Even for an experienced company, developing a brand can be a complex undertaking. Advertising, public relations and creative agencies help this process by using its expertise to develop brand awareness. We also target the most effective market. Agencies can also promote a business by lobbying individual media to get the most cost effective advertising in each market.

Well, explaining all of this or even a part is exhausting. We are a small shop. A small shop can  specialize in one particular area of expertise, such as online advertising, or go big. We have to be talented and versatile. Was this company was afraid of taking us on? No. New horizons make one hesitant to proceed. That’s the nature of being a human being.

Bernard A. McNealy, President


WEIGHING OPTIONS: Avoiding Minefields

A dear friend was in the middle of what she thought were a bunch of set backs, both professional and personal. She described a set of circumstances that left feeling like my grandmother use to call, “A used hairball.”

I told my friend that it could have been worse. She could be condemned to sitting in a Winnebago on cross-country trip listening to Justin Bieber – the epitome of emptiness.

As a public relations and advertising specialist I find that we have a tendency to rescue clients from situations they create, only to be blamed for them later. Hopefully, what I’m going to say will be illustrative and helpful to people breaking into these industries. Colleague, we have to face forest fires, and metaphorically stamp them out while barefooted.

When confronting difficult situations, we must avoid mine-fields. Never make it worse, or let a problem fester. That is so hard to grasp when one wants to be the best in a profession. Always remember, a vat of spilled strudel and chocolate fondue makes quite a mess.

It is frustrating. But part of the job. It is what you sign up for. Often, though, problems are completely avoidable if people employ what is called applied logic. PR and advertising people aren’t supposed to be smart enough to understand this conceptually, but I do.

Recently I had to navigate through a minefield; problems not of my making. I ushered a client to an event that got her bundles of positive publicity. I expended a lot of capital by asking contacts to pose with her with smiley-face grins, handshakes, discussions of possible projects my client would benefit from, and so on. My client seemed fine with it, on the surface.

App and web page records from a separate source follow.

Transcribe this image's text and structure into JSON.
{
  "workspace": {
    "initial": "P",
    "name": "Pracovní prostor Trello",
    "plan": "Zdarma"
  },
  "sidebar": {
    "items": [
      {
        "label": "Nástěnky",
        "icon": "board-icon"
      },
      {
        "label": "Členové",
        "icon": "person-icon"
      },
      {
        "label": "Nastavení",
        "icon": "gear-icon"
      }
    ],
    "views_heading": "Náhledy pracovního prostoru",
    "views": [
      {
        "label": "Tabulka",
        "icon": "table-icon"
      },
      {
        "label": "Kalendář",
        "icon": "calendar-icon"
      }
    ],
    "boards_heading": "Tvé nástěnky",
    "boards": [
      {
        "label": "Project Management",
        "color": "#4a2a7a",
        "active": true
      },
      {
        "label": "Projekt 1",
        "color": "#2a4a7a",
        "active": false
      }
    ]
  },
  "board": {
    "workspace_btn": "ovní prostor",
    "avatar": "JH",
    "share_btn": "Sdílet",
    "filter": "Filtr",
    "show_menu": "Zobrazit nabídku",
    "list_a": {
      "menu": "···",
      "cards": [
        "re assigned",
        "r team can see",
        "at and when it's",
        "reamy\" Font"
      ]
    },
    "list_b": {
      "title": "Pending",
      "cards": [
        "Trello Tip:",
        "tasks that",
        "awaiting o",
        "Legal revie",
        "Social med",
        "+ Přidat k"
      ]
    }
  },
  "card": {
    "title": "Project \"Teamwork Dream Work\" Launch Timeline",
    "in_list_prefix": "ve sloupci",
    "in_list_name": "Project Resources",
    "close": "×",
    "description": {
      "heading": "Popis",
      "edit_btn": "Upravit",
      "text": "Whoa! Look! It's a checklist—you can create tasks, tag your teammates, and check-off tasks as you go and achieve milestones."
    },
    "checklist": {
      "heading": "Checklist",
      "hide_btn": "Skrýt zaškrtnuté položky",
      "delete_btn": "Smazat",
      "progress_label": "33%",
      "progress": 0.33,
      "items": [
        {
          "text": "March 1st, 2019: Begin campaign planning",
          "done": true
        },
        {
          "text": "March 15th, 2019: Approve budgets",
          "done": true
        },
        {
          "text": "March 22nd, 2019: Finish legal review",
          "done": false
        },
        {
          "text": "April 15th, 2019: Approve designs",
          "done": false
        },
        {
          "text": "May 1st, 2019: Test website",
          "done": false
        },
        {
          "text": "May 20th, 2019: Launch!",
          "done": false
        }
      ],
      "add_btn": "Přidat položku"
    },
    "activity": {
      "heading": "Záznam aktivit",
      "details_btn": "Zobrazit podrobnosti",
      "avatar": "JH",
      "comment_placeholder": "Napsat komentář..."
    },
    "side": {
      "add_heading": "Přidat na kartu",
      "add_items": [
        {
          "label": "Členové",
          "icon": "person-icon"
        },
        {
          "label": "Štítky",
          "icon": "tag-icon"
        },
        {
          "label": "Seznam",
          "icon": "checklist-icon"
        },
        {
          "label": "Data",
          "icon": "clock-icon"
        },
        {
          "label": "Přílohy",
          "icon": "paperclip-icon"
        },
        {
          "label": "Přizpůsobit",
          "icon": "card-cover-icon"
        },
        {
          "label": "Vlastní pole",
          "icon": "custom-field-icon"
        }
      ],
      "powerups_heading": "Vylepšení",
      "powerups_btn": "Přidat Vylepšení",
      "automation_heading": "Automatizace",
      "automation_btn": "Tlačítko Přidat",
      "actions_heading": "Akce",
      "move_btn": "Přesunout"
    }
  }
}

I found out later she was not. As the day grew older, I witnessed a negative turn of character. Alicia-Sue Gomez  slowly became overwhelmed by the enormity of  being anything but a “Diva.”

Damn. She might as well have been a fire breathing dragon.

In an assured tone, she said, “It isn’t your fault daaarling. They’re to blame, daaaaarling.” She wasn’t absolving me of blame at all. But her behavior was totally at fault. Without going into detail, suffice to say as my oldest daughter once blurted in church about Eve an the apple: “Dang! She fracked up.”

The Alicia-Sue Gomez’s of the world will have every opportunity and a GPS to avoid the mess, but will step in it anyway. Worse, she’ll compound the mess by tracking it along the carpet. She always believes she is the boss.

Listen, we are blamed when things go wrong, but seldom congratulated when they go right. I see nothing wrong with being self-congratulatory, if nothing else, for encouragement sake. The mythical Alicia-Sue Gomez, certainly will always fail to see our value.

I tell my newbies, interns and new staff to be bold and point out mistakes that affect campaigns. Of course, I want them to acknowledge their own faults and correct them quickly. Our job is about minimizing damage – if we fail, a career or business will suffer.

Bernard A. McNealy, President